An article published in the Wall Street Journal cites leading cancer experts serving on a National Cancer Institute advisory panel who are questioning the benefits of finding "really lethal cancers” through early screening and advanced diagnostic tools. The article, "Some Cancer Experts See Overdiagnosis, Question Emphasis on Early Detection,” noted "While it's clear that early-stage cancers are more treatable than late-stage ones, some leading cancer experts say that zealous screening and advanced diagnostic tools are finding ever-smaller abnormalities in prostate, breast, thyroid and other tissues. Many are being labeled cancer or precancer and treated aggressively, even though they may never have caused harm.”
A new report by the Agency for Healthcare Research and Quality (AHRQ) confirms that vitamin D and calcium benefit both bone mineral density and bone mineral content but finds inconsistent evidence of the value of these nutrients for other health outcomes. These outcomes include cancers of the breast, colon, and prostate; heart disease; pregnancy; immune function; falls and fractures; and all-cause mortality.
The report from AHRQ’s Effective Health Care Program echoes findings of an AHRQ 2009 systematic review, which also showed inconsistent evidence regarding the effect of vitamin D alone or in combination with calcium on health outcomes other than several aspects of bone health. The new report, written by the AHRQ-funded Southern California Evidence-Based Practice Center, concludes that associations observed in various studies between the supplements and health outcomes were either inconsistent or rarely supported by results of randomized controlled trials.
Beyond these observations, the report concludes, inconsistent evidence makes it difficult to make substantive statements about links between vitamin D levels in the body, vitamin D and calcium intake, or both, and various health outcomes.
12. DIRECTOR SOUGHT FOR CHRONIC DISEASE PREVENTION PROGRAM
In close collaboration with Interior Health, the Southern Medical Program of the University of British Columbia (UBC) has announced the establishment of the Chronic Disease Prevention Program, an academic program focused on the prevention and management of chronic disease, and is seeking to recruit a director of the program.

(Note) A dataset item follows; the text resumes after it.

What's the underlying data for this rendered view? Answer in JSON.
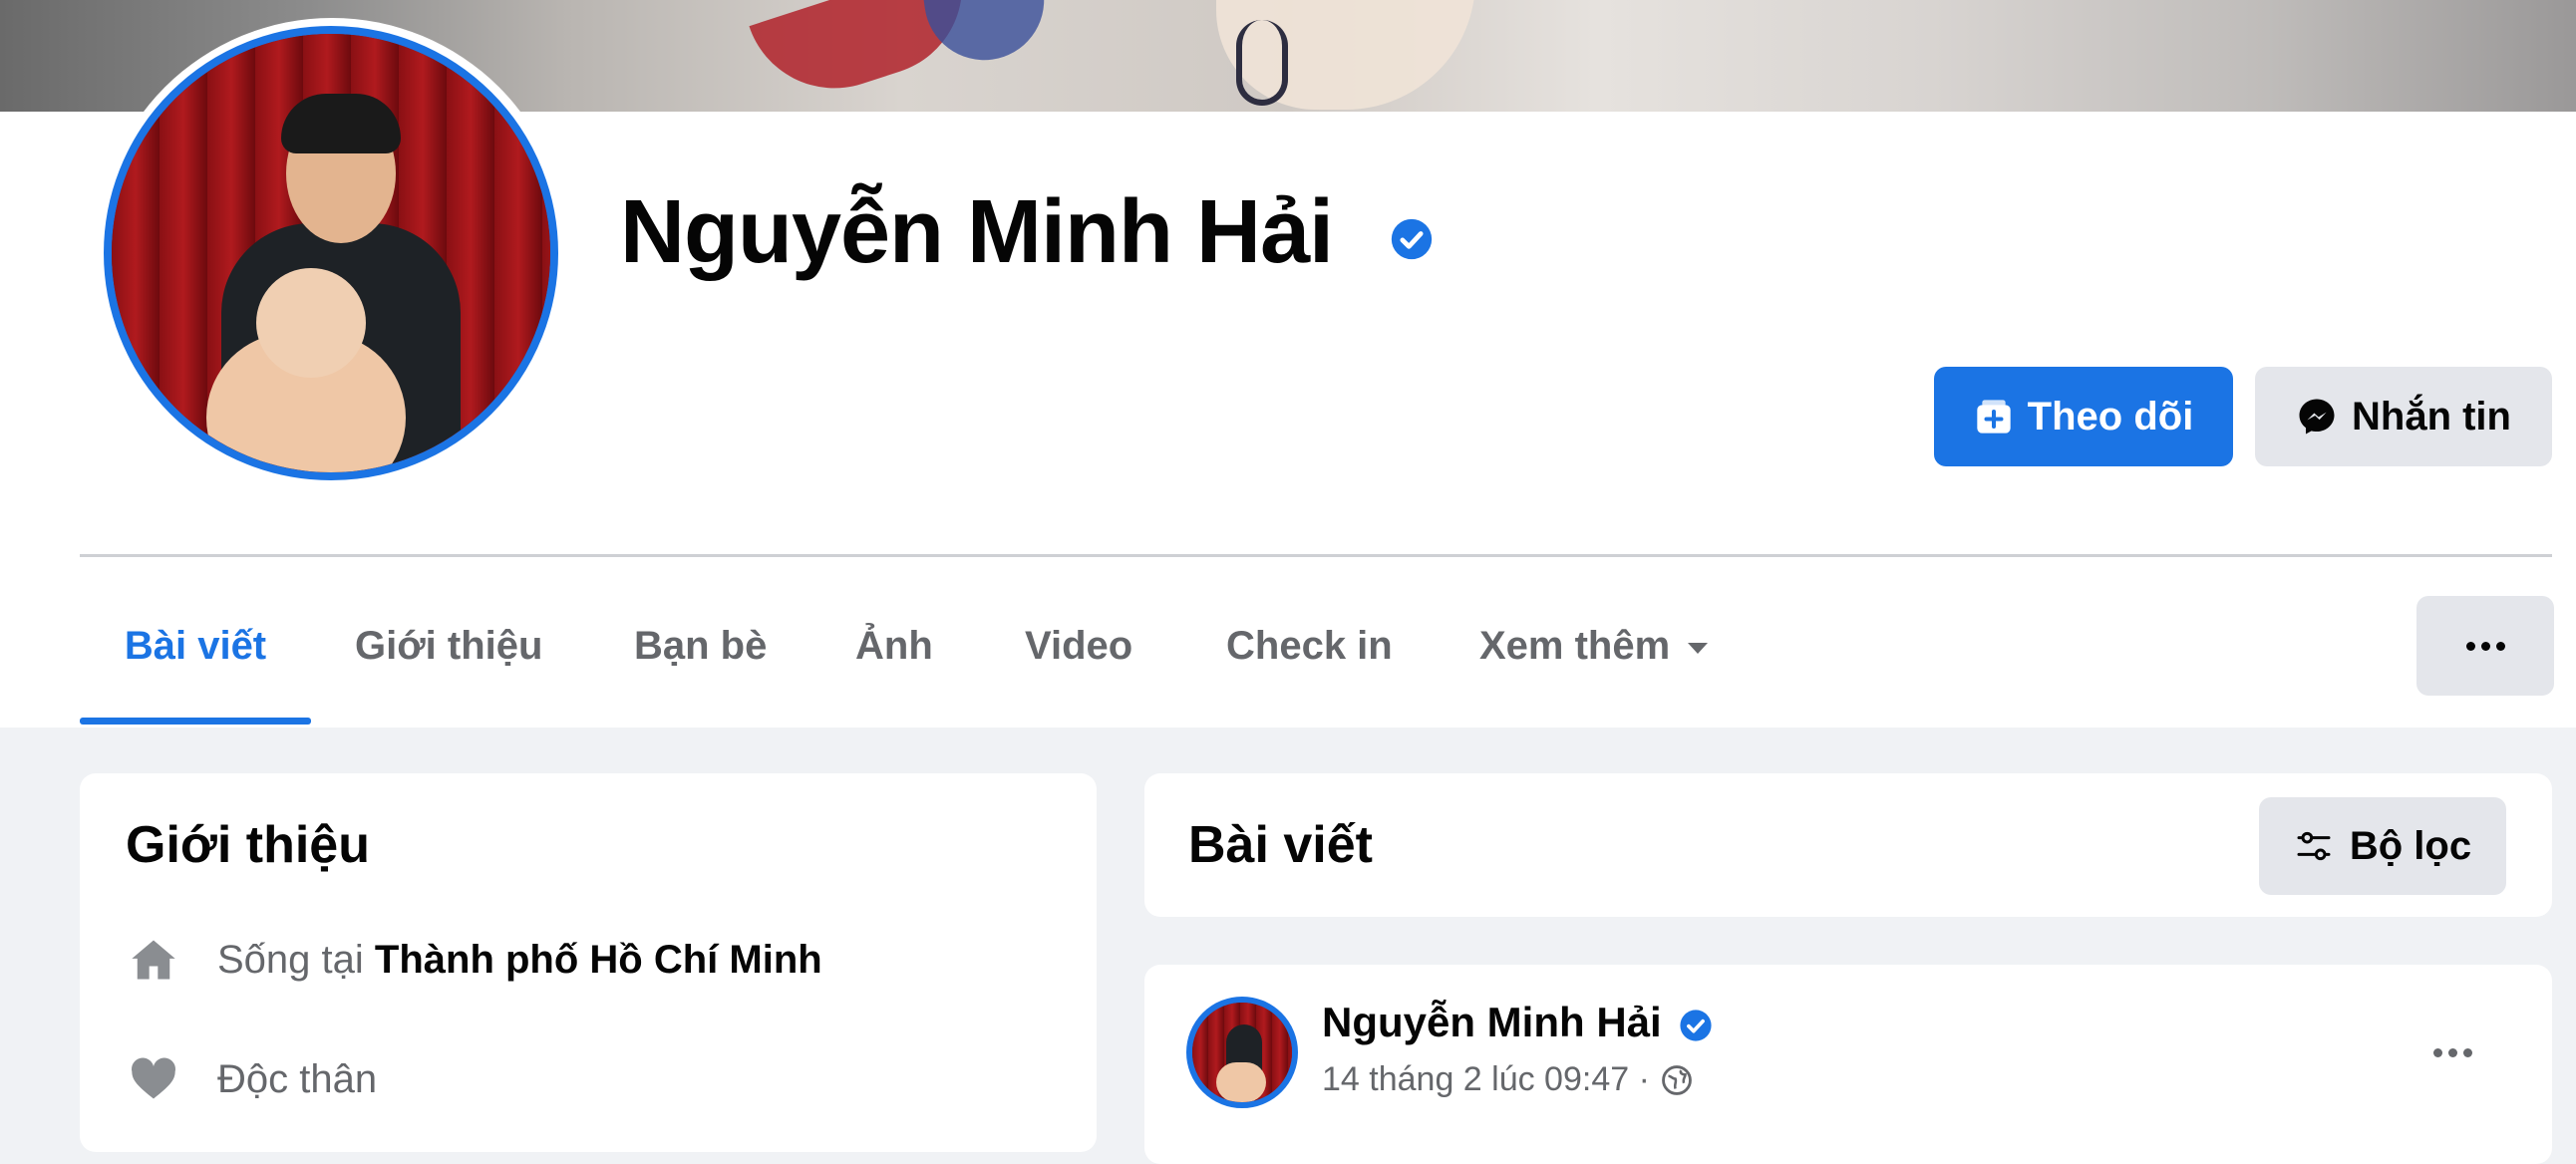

The Director of the Chronic Disease Prevention Program will be appointed to UBC’s Faculty of Medicine and will be located on UBC’s Okanagan campus in Kelowna, British Columbia and will have the exciting opportunity to recruit six additional faculty positions to the growing program.
The U.S. Agency for International Development (USAID) is looking for qualified medical professionals with disaster response experience to volunteer in West Africa to assist those affected by Ebola. If selected, volunteers will receive safety training to work in an Ebola Treatment Unit in Africa. All volunteers must have a valid passport prior to selection.
Unite For Sight, a non-profit global health delivery organization, is seeking scientific abstracts for its 12th annual Global Health & Innovation Conference. Global health professionals and students are invited to submit research-, clinical-, or program-focused abstracts with project outcomes for oral or poster presentations. The final abstract deadline is September 30th.
The National Quality Forum (NQF) seeks up to 10 collaborative groups from across the country to field test the NQF Action Guide 1.0 – a handbook designed to promote improvement of health across a population, on the local, regional, state, or national levels. The Guide, which was developed by an NQF-convened, multi-stakeholder committee, and the field testing are part of a three-year project funded by the U.S. Department of Health and Human Services to stimulate effective collaboration to improve the nation’s health.